Siri Mitchell has visited the Dregs before. Click here to read her interview and reviews of some of her previous titles. She has written one of my favorite chick-lits and a favorite historical. Me likey Siri Mitchell. : )
About the Book:
In the small Puritan community of Stoneybrooke, Massachusetts, Susannah Phillips stands out both for her character and beauty. She wants only a simple life but soon finds herself pursued by the town's wealthiest bachelor and by a roguish military captain sent to protect them. One is not what he seems and one is more than he seems.
In trying to discover true love's path, Susannah is helped by the most unlikely of allies, a wounded woman who lives invisible and ignored in their town. As the depth, passion, and sacrifice of love is revealed to Susannah, she begins to question the rules and regulations of her childhood faith. In a community where grace is unknown, what price will she pay for embracing love?
If you would like to read the first chapter of Love's Pursuit, go HERE.
One of my all time favorite books is Geraldine Brook's Year of Wonders. Siri Mitchell's Love's Pursuit comes close. Both are tragic and horrifying in their raw honesty. Both are beautiful in description and detail, in character, and in ability to transport the reader to a vastly different time and place.
Mitchell has earned her spot in a short list of authors that I'm guaranteed to want to read regardless of the title or subject matter. And Love's Pursuit is not a book I'd pick up based on the title or the cover. A romance this is not, love story, yes. But as we all know a love story is not guaranteed a clean and happily-ever-after ending. Some reviewers have struggled with the back and forth first person point of view and the slower pace. The novel is literary fiction, meant to be absorbed, and if you expect slow going you will probably have less struggle.
The aspects of faith are woven seamlessly into the struggle of the characters' lives. But be warned that the horror of the hardships and brokenness of some characters could be troublesome for sensitive readers. The details of the Puritan life were fascinating.

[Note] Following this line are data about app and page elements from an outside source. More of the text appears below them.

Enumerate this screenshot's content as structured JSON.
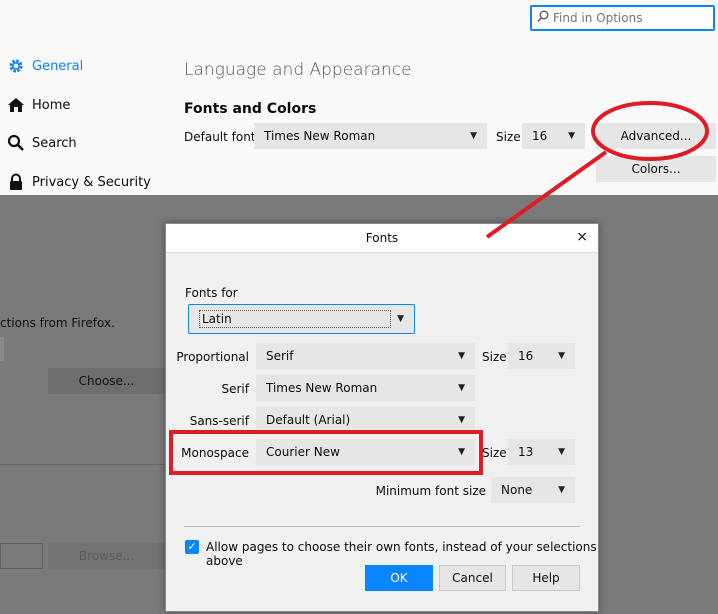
{
  "search": {
    "placeholder": "Find in Options",
    "icon": "search-icon"
  },
  "sidebar": {
    "items": [
      {
        "label": "General",
        "icon": "gear-icon",
        "active": true
      },
      {
        "label": "Home",
        "icon": "home-icon"
      },
      {
        "label": "Search",
        "icon": "search-icon"
      },
      {
        "label": "Privacy & Security",
        "icon": "lock-icon"
      }
    ]
  },
  "main": {
    "section_title": "Language and Appearance",
    "fonts_colors_heading": "Fonts and Colors",
    "default_font_label": "Default font",
    "default_font_value": "Times New Roman",
    "size_label": "Size",
    "size_value": "16",
    "advanced_button": "Advanced...",
    "colors_button": "Colors..."
  },
  "background": {
    "partial_text": "ctions from Firefox.",
    "choose_button": "Choose...",
    "browse_button": "Browse..."
  },
  "dialog": {
    "title": "Fonts",
    "close": "×",
    "fonts_for_label": "Fonts for",
    "fonts_for_value": "Latin",
    "proportional_label": "Proportional",
    "proportional_value": "Serif",
    "proportional_size_label": "Size",
    "proportional_size_value": "16",
    "serif_label": "Serif",
    "serif_value": "Times New Roman",
    "sans_serif_label": "Sans-serif",
    "sans_serif_value": "Default (Arial)",
    "monospace_label": "Monospace",
    "monospace_value": "Courier New",
    "monospace_size_label": "Size",
    "monospace_size_value": "13",
    "min_font_size_label": "Minimum font size",
    "min_font_size_value": "None",
    "allow_pages_label": "Allow pages to choose their own fonts, instead of your selections above",
    "allow_pages_checked": true,
    "ok_button": "OK",
    "cancel_button": "Cancel",
    "help_button": "Help"
  },
  "colors": {
    "accent": "#0a84ff",
    "annotation": "#e01b24",
    "overlay": "#7a7a7a"
  }
}
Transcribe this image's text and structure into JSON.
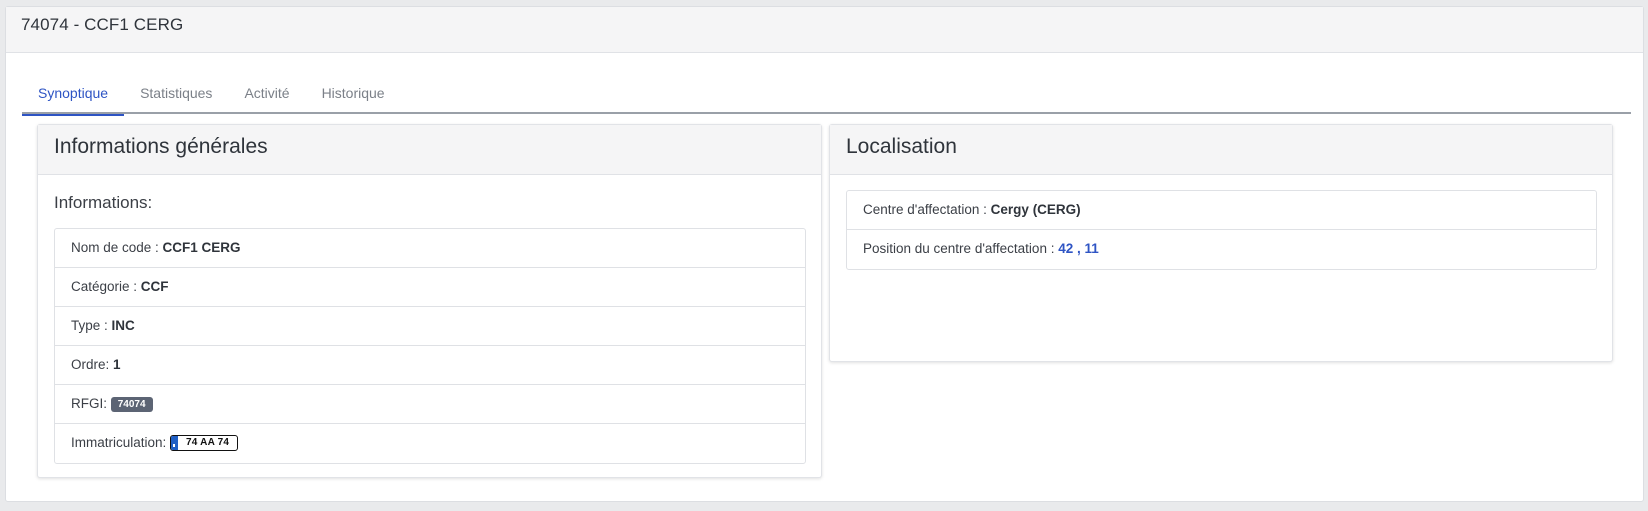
{
  "page": {
    "title": "74074 - CCF1 CERG"
  },
  "tabs": [
    {
      "label": "Synoptique"
    },
    {
      "label": "Statistiques"
    },
    {
      "label": "Activité"
    },
    {
      "label": "Historique"
    }
  ],
  "general": {
    "title": "Informations générales",
    "section_title": "Informations:",
    "rows": {
      "code_name": {
        "label": "Nom de code : ",
        "value": "CCF1 CERG"
      },
      "category": {
        "label": "Catégorie : ",
        "value": "CCF"
      },
      "type": {
        "label": "Type : ",
        "value": "INC"
      },
      "order": {
        "label": "Ordre: ",
        "value": "1"
      },
      "rfgi": {
        "label": "RFGI: ",
        "value": "74074"
      },
      "registration": {
        "label": "Immatriculation: ",
        "value": "74 AA 74"
      }
    }
  },
  "location": {
    "title": "Localisation",
    "rows": {
      "center": {
        "label": "Centre d'affectation : ",
        "value": "Cergy (CERG)"
      },
      "position": {
        "label": "Position du centre d'affectation : ",
        "value": "42 , 11"
      }
    }
  },
  "colors": {
    "accent": "#2e54c4",
    "badge": "#5c6474",
    "plate_eu": "#1f5fc4"
  }
}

Mitchell, wielding a brush of vivid and stark prose, creates a story full of abuse, sexuality and violence, and paints the lives of a people attempting to create a new Zion or a city of light on a hill, and falling far short.